It feels like it relies so much on the momentum of the callous way that Francisca destroys her fellow humans in the search of a connection, that it doesn’t collect anything worth saying about the human condition. The film never stands up for the protagonist or makes excuse for why she acts the ways she does, and in another film, this could be seen as a strong point, but in this one, it feels like a cop out. The entire third act feels rushed and devoid of the very relationship building it needs in order for the audience to feel the full weight of the climax. It just ends.

Ultimately, go see it. Turn it on Netflix and revel in its beauty. Think about it for days but don’t be surprised if you find nothing of value on the other side of all that thinking.

CinemAbysmal: The Podcast – Episode 8: The Purge Trilogy & Legion

CinemAbysmal: The Podcast – Episode 8: The Purge Trilogy and Legion

Our eighth episode is here! This week, we talk The Purge Trilogy, the first season of Legion on FX, Juggalos, and more! Check it out on all your favorite apps below! As always, please SHARE, RATE, AND SUBSCRIBE!

iTunes –https://itunes.apple.com/us/podcast/cinemabysmal/id1153464020?mt=2

Google Play Music – https://play.google.com/music/m/Irjld24rxpsi22hdnugilmxh57u?t=CinemAbysmal

SoundCloud – https://soundcloud.com/cinemabysmal/08-the-purge-trilogy-legion

Stitcher – http://www.stitcher.com/s?eid=49928012&refid=asa

Spreaker – http://www.spreaker.com/show/cinemabysmals-show

You can also find us on BeyondPod! Just search for CinemAbysmal.

CinemAbysmal: The Podcast – Episode 7 ‘Stuck in Shining, New York’

CinemAbysmal: The Podcast – Episode 7
‘Stuck in Shining, New York’

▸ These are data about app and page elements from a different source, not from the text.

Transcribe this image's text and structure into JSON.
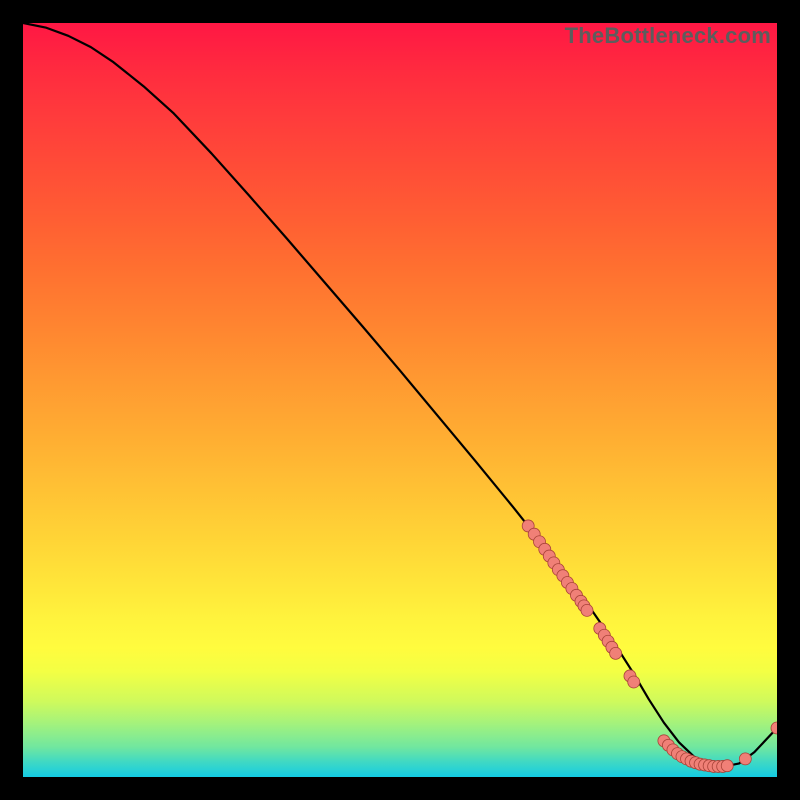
{
  "watermark": "TheBottleneck.com",
  "colors": {
    "curve": "#000000",
    "dot_fill": "#f08077",
    "dot_stroke": "#a84238"
  },
  "chart_data": {
    "type": "line",
    "title": "",
    "xlabel": "",
    "ylabel": "",
    "xlim": [
      0,
      100
    ],
    "ylim": [
      0,
      100
    ],
    "grid": false,
    "series": [
      {
        "name": "bottleneck-curve",
        "x": [
          0,
          3,
          6,
          9,
          12,
          16,
          20,
          25,
          30,
          35,
          40,
          45,
          50,
          55,
          60,
          65,
          70,
          74,
          78,
          81,
          83,
          85,
          87,
          89,
          91,
          93,
          95,
          97,
          100
        ],
        "y": [
          100,
          99.4,
          98.3,
          96.8,
          94.8,
          91.6,
          88.0,
          82.7,
          77.1,
          71.4,
          65.6,
          59.8,
          53.9,
          47.9,
          41.9,
          35.8,
          29.5,
          24.2,
          18.4,
          13.7,
          10.3,
          7.2,
          4.6,
          2.7,
          1.7,
          1.4,
          1.8,
          3.3,
          6.5
        ]
      }
    ],
    "points": [
      {
        "name": "cluster-upper",
        "x": [
          67.0,
          67.8,
          68.5,
          69.2,
          69.8,
          70.4,
          71.0,
          71.6,
          72.2,
          72.8,
          73.4,
          74.0,
          74.4,
          74.8
        ],
        "y": [
          33.3,
          32.2,
          31.2,
          30.2,
          29.3,
          28.4,
          27.5,
          26.7,
          25.8,
          25.0,
          24.1,
          23.3,
          22.7,
          22.1
        ]
      },
      {
        "name": "cluster-mid",
        "x": [
          76.5,
          77.1,
          77.6,
          78.1,
          78.6
        ],
        "y": [
          19.7,
          18.8,
          18.0,
          17.2,
          16.4
        ]
      },
      {
        "name": "cluster-low",
        "x": [
          80.5,
          81.0
        ],
        "y": [
          13.4,
          12.6
        ]
      },
      {
        "name": "valley-floor",
        "x": [
          85.0,
          85.6,
          86.2,
          86.8,
          87.4,
          88.0,
          88.6,
          89.2,
          89.8,
          90.4,
          91.0,
          91.6,
          92.2,
          92.8,
          93.4
        ],
        "y": [
          4.8,
          4.2,
          3.6,
          3.1,
          2.7,
          2.4,
          2.1,
          1.9,
          1.7,
          1.6,
          1.5,
          1.4,
          1.4,
          1.4,
          1.5
        ]
      },
      {
        "name": "tail",
        "x": [
          95.8,
          100.0
        ],
        "y": [
          2.4,
          6.5
        ]
      }
    ]
  }
}
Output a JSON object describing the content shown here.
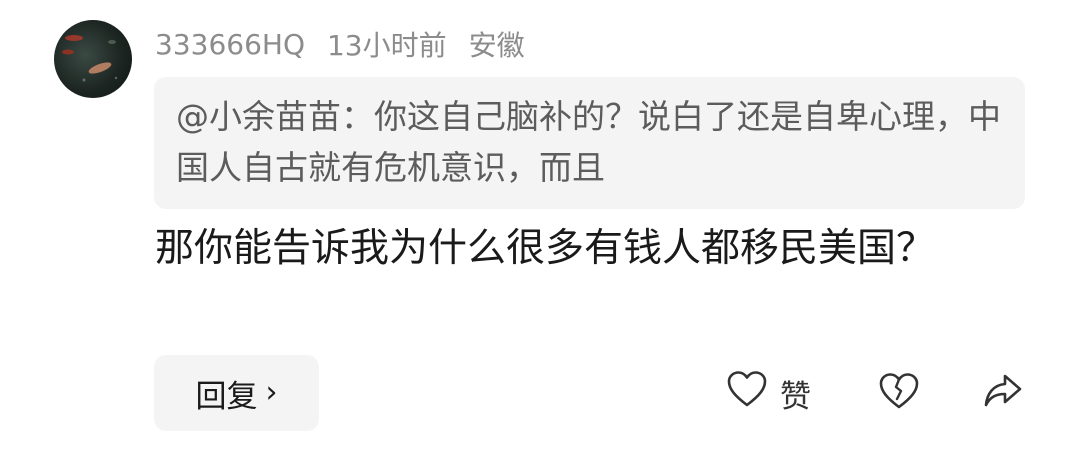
{
  "comment": {
    "username": "333666HQ",
    "time": "13小时前",
    "location": "安徽",
    "quoted": {
      "text": "@小余苗苗：你这自己脑补的？说白了还是自卑心理，中国人自古就有危机意识，而且"
    },
    "body": "那你能告诉我为什么很多有钱人都移民美国？"
  },
  "actions": {
    "reply_label": "回复",
    "reply_chevron": "›",
    "like_label": "赞",
    "like_icon": "heart-outline-icon",
    "dislike_icon": "broken-heart-icon",
    "share_icon": "share-arrow-icon"
  }
}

Our seventh episode is here! This week, we talk some of our favorite movies and try to involve Stephen King in each of them! Check it out on all your favorite apps below! As always, please SHARE, RATE, AND SUBSCRIBE!

iTunes – https://itunes.apple.com/us/podcast/cinemabysmal/id1153464020?mt=2

Google Play Music – https://play.google.com/music/m/Irjld24rxpsi22hdnugilmxh57u?t=CinemAbysmal

SoundCloud – https://soundcloud.com/cinemabysmal/07-stuck-in-shining-new-york

Stitcher – http://www.stitcher.com/s?fid=128435&refid=asa

Spreaker – http://www.spreaker.com/show/cinemabysmals-show

You can also find us on BeyondPod! Just search for CinemAbysmal.